Reproduce all entries precisely, down to the last character.
★ ★ ★ ★ ★ ★ ★
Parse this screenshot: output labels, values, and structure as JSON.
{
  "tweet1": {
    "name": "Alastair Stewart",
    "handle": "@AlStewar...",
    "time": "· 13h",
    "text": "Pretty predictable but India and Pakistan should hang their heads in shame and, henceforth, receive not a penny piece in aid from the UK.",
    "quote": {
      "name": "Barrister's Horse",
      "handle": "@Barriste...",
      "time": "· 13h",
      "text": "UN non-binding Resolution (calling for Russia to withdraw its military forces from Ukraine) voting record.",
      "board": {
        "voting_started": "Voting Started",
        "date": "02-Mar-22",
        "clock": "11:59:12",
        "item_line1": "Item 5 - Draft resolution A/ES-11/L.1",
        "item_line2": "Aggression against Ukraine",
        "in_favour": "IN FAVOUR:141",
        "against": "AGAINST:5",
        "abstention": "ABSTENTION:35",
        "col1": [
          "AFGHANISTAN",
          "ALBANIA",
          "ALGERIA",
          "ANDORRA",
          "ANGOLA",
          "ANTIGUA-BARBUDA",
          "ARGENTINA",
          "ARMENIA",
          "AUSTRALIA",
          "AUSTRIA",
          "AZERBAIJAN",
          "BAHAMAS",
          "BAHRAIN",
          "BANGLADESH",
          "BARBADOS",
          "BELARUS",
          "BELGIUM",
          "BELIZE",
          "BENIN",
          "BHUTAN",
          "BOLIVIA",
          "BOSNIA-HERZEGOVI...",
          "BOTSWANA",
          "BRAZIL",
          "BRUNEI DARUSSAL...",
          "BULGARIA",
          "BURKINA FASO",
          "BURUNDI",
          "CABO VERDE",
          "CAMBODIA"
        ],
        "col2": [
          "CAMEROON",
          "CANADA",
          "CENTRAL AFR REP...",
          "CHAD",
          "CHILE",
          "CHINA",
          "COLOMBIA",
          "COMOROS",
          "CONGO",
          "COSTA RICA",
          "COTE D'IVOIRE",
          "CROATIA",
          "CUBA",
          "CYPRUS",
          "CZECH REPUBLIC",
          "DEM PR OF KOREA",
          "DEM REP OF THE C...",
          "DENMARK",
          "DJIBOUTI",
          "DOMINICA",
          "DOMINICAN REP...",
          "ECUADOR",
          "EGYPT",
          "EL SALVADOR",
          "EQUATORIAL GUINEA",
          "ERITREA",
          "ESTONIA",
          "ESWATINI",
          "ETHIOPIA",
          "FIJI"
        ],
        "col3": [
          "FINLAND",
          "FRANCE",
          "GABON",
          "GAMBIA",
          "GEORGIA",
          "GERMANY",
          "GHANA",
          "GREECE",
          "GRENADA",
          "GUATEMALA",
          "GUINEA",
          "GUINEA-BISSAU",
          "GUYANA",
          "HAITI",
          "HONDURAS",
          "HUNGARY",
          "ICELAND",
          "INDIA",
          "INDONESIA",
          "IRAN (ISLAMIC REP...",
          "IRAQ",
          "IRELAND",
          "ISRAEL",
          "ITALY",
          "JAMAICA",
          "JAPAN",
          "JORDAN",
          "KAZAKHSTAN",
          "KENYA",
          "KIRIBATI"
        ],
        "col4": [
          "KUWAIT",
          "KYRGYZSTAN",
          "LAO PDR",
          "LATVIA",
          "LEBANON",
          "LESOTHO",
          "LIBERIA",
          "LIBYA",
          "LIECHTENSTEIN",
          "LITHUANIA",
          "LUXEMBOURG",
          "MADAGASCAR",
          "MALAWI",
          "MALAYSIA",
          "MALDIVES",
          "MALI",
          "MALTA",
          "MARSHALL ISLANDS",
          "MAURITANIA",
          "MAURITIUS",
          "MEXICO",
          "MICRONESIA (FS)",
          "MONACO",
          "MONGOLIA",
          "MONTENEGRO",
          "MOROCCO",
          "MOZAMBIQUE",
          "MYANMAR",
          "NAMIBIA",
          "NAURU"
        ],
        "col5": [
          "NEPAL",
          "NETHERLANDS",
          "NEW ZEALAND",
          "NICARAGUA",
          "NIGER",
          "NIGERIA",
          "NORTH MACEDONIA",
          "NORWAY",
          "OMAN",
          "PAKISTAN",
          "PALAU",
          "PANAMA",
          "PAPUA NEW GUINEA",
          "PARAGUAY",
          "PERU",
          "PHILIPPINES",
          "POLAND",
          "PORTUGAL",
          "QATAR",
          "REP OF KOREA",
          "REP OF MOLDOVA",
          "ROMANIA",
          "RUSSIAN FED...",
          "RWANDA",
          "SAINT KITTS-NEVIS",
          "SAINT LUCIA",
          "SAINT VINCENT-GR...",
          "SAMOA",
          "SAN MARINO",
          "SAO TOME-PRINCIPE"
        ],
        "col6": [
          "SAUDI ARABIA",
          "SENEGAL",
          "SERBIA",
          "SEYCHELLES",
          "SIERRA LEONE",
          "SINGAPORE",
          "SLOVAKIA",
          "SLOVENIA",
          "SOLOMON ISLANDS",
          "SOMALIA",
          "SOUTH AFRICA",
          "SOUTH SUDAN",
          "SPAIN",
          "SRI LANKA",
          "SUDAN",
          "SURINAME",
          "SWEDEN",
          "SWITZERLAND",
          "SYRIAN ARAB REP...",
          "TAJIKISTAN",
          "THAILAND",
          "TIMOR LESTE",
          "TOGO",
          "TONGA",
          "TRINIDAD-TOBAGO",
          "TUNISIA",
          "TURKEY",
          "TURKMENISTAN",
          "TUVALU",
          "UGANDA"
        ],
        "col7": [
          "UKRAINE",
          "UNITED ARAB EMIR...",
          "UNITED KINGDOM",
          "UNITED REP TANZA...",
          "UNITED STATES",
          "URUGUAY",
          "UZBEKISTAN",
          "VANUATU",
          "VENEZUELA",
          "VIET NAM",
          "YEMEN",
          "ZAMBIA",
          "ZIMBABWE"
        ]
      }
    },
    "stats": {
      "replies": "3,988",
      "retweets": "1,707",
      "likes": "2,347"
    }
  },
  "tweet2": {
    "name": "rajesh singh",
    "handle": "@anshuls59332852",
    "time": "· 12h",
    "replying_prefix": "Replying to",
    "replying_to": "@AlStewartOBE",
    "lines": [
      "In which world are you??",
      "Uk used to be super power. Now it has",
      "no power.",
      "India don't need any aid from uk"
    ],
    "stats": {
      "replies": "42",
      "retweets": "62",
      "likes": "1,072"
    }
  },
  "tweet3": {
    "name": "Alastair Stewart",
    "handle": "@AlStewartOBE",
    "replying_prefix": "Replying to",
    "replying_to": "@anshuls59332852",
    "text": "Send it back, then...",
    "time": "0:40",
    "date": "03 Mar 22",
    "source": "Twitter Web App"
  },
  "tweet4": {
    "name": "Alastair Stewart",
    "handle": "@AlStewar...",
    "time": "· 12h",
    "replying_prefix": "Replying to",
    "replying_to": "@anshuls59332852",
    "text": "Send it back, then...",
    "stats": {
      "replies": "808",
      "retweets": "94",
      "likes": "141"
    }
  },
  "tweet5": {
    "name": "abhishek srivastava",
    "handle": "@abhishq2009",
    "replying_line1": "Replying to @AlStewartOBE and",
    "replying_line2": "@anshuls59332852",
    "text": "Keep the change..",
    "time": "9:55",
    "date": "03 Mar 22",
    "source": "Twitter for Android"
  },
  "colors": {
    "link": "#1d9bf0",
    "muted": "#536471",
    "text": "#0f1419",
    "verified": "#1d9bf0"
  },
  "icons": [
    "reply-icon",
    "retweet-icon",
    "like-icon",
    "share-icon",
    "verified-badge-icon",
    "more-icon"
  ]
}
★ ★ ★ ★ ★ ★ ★
* **THE COMPLETED TASK**:
Parse this screenshot: output labels, values, and structure as JSON.
{
  "tweet1": {
    "name": "Alastair Stewart",
    "handle": "@AlStewar...",
    "time": "· 13h",
    "text": "Pretty predictable but India and Pakistan should hang their heads in shame and, henceforth, receive not a penny piece in aid from the UK.",
    "quote": {
      "name": "Barrister's Horse",
      "handle": "@Barriste...",
      "time": "· 13h",
      "text": "UN non-binding Resolution (calling for Russia to withdraw its military forces from Ukraine) voting record.",
      "board": {
        "voting_started": "Voting Started",
        "date": "02-Mar-22",
        "clock": "11:59:12",
        "item_line1": "Item 5 - Draft resolution A/ES-11/L.1",
        "item_line2": "Aggression against Ukraine",
        "in_favour": "IN FAVOUR:141",
        "against": "AGAINST:5",
        "abstention": "ABSTENTION:35",
        "col1": [
          "AFGHANISTAN",
          "ALBANIA",
          "ALGERIA",
          "ANDORRA",
          "ANGOLA",
          "ANTIGUA-BARBUDA",
          "ARGENTINA",
          "ARMENIA",
          "AUSTRALIA",
          "AUSTRIA",
          "AZERBAIJAN",
          "BAHAMAS",
          "BAHRAIN",
          "BANGLADESH",
          "BARBADOS",
          "BELARUS",
          "BELGIUM",
          "BELIZE",
          "BENIN",
          "BHUTAN",
          "BOLIVIA",
          "BOSNIA-HERZEGOVI...",
          "BOTSWANA",
          "BRAZIL",
          "BRUNEI DARUSSAL...",
          "BULGARIA",
          "BURKINA FASO",
          "BURUNDI",
          "CABO VERDE",
          "CAMBODIA"
        ],
        "col2": [
          "CAMEROON",
          "CANADA",
          "CENTRAL AFR REP...",
          "CHAD",
          "CHILE",
          "CHINA",
          "COLOMBIA",
          "COMOROS",
          "CONGO",
          "COSTA RICA",
          "COTE D'IVOIRE",
          "CROATIA",
          "CUBA",
          "CYPRUS",
          "CZECH REPUBLIC",
          "DEM PR OF KOREA",
          "DEM REP OF THE C...",
          "DENMARK",
          "DJIBOUTI",
          "DOMINICA",
          "DOMINICAN REP...",
          "ECUADOR",
          "EGYPT",
          "EL SALVADOR",
          "EQUATORIAL GUINEA",
          "ERITREA",
          "ESTONIA",
          "ESWATINI",
          "ETHIOPIA",
          "FIJI"
        ],
        "col3": [
          "FINLAND",
          "FRANCE",
          "GABON",
          "GAMBIA",
          "GEORGIA",
          "GERMANY",
          "GHANA",
          "GREECE",
          "GRENADA",
          "GUATEMALA",
          "GUINEA",
          "GUINEA-BISSAU",
          "GUYANA",
          "HAITI",
          "HONDURAS",
          "HUNGARY",
          "ICELAND",
          "INDIA",
          "INDONESIA",
          "IRAN (ISLAMIC REP...",
          "IRAQ",
          "IRELAND",
          "ISRAEL",
          "ITALY",
          "JAMAICA",
          "JAPAN",
          "JORDAN",
          "KAZAKHSTAN",
          "KENYA",
          "KIRIBATI"
        ],
        "col4": [
          "KUWAIT",
          "KYRGYZSTAN",
          "LAO PDR",
          "LATVIA",
          "LEBANON",
          "LESOTHO",
          "LIBERIA",
          "LIBYA",
          "LIECHTENSTEIN",
          "LITHUANIA",
          "LUXEMBOURG",
          "MADAGASCAR",
          "MALAWI",
          "MALAYSIA",
          "MALDIVES",
          "MALI",
          "MALTA",
          "MARSHALL ISLANDS",
          "MAURITANIA",
          "MAURITIUS",
          "MEXICO",
          "MICRONESIA (FS)",
          "MONACO",
          "MONGOLIA",
          "MONTENEGRO",
          "MOROCCO",
          "MOZAMBIQUE",
          "MYANMAR",
          "NAMIBIA",
          "NAURU"
        ],
        "col5": [
          "NEPAL",
          "NETHERLANDS",
          "NEW ZEALAND",
          "NICARAGUA",
          "NIGER",
          "NIGERIA",
          "NORTH MACEDONIA",
          "NORWAY",
          "OMAN",
          "PAKISTAN",
          "PALAU",
          "PANAMA",
          "PAPUA NEW GUINEA",
          "PARAGUAY",
          "PERU",
          "PHILIPPINES",
          "POLAND",
          "PORTUGAL",
          "QATAR",
          "REP OF KOREA",
          "REP OF MOLDOVA",
          "ROMANIA",
          "RUSSIAN FED...",
          "RWANDA",
          "SAINT KITTS-NEVIS",
          "SAINT LUCIA",
          "SAINT VINCENT-GR...",
          "SAMOA",
          "SAN MARINO",
          "SAO TOME-PRINCIPE"
        ],
        "col6": [
          "SAUDI ARABIA",
          "SENEGAL",
          "SERBIA",
          "SEYCHELLES",
          "SIERRA LEONE",
          "SINGAPORE",
          "SLOVAKIA",
          "SLOVENIA",
          "SOLOMON ISLANDS",
          "SOMALIA",
          "SOUTH AFRICA",
          "SOUTH SUDAN",
          "SPAIN",
          "SRI LANKA",
          "SUDAN",
          "SURINAME",
          "SWEDEN",
          "SWITZERLAND",
          "SYRIAN ARAB REP...",
          "TAJIKISTAN",
          "THAILAND",
          "TIMOR LESTE",
          "TOGO",
          "TONGA",
          "TRINIDAD-TOBAGO",
          "TUNISIA",
          "TURKEY",
          "TURKMENISTAN",
          "TUVALU",
          "UGANDA"
        ],
        "col7": [
          "UKRAINE",
          "UNITED ARAB EMIR...",
          "UNITED KINGDOM",
          "UNITED REP TANZA...",
          "UNITED STATES",
          "URUGUAY",
          "UZBEKISTAN",
          "VANUATU",
          "VENEZUELA",
          "VIET NAM",
          "YEMEN",
          "ZAMBIA",
          "ZIMBABWE"
        ]
      }
    },
    "stats": {
      "replies": "3,988",
      "retweets": "1,707",
      "likes": "2,347"
    }
  },
  "tweet2": {
    "name": "rajesh singh",
    "handle": "@anshuls59332852",
    "time": "· 12h",
    "replying_prefix": "Replying to",
    "replying_to": "@AlStewartOBE",
    "lines": [
      "In which world are you??",
      "Uk used to be super power. Now it has",
      "no power.",
      "India don't need any aid from uk"
    ],
    "stats": {
      "replies": "42",
      "retweets": "62",
      "likes": "1,072"
    }
  },
  "tweet3": {
    "name": "Alastair Stewart",
    "handle": "@AlStewartOBE",
    "replying_prefix": "Replying to",
    "replying_to": "@anshuls59332852",
    "text": "Send it back, then...",
    "time": "0:40",
    "date": "03 Mar 22",
    "source": "Twitter Web App"
  },
  "tweet4": {
    "name": "Alastair Stewart",
    "handle": "@AlStewar...",
    "time": "· 12h",
    "replying_prefix": "Replying to",
    "replying_to": "@anshuls59332852",
    "text": "Send it back, then...",
    "stats": {
      "replies": "808",
      "retweets": "94",
      "likes": "141"
    }
  },
  "tweet5": {
    "name": "abhishek srivastava",
    "handle": "@abhishq2009",
    "replying_line1": "Replying to @AlStewartOBE and",
    "replying_line2": "@anshuls59332852",
    "text": "Keep the change..",
    "time": "9:55",
    "date": "03 Mar 22",
    "source": "Twitter for Android"
  },
  "colors": {
    "link": "#1d9bf0",
    "muted": "#536471",
    "text": "#0f1419",
    "verified": "#1d9bf0"
  },
  "icons": [
    "reply-icon",
    "retweet-icon",
    "like-icon",
    "share-icon",
    "verified-badge-icon",
    "more-icon"
  ]
}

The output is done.